EXERCISE PROMPT: Say how many lines of the entries below include "content", giving nothing but that number.

DATA SHOWN:
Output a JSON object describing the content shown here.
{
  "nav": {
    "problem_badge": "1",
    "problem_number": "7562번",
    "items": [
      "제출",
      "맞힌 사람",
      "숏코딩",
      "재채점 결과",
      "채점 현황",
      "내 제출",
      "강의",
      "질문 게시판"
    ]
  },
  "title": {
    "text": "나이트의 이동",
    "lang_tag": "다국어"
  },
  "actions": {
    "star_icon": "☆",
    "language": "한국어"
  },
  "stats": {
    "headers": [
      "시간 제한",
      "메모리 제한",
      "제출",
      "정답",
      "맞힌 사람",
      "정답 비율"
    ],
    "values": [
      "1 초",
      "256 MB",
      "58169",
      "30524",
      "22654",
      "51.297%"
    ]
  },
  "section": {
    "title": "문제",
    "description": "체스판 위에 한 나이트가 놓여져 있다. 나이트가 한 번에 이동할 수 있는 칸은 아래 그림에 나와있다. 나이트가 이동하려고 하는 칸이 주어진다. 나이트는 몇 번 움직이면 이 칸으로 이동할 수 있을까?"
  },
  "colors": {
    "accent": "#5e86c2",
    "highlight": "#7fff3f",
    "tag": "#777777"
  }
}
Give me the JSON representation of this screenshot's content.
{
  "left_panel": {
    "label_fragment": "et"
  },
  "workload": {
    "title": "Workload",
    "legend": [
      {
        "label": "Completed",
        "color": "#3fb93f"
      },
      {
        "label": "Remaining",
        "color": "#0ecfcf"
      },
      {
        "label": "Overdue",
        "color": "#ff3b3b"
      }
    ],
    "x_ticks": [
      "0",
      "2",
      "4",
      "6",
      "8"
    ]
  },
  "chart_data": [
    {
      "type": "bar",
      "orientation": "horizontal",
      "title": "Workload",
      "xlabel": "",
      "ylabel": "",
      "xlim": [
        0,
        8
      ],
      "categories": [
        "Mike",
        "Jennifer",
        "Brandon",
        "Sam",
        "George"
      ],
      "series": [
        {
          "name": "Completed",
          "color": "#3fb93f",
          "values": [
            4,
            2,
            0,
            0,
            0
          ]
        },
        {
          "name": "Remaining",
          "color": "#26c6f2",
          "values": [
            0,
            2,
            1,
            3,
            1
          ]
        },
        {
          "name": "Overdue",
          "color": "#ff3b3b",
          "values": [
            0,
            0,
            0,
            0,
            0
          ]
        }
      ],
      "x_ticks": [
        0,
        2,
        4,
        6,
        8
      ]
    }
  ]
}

SOLUTION FOR THIS TASK: 2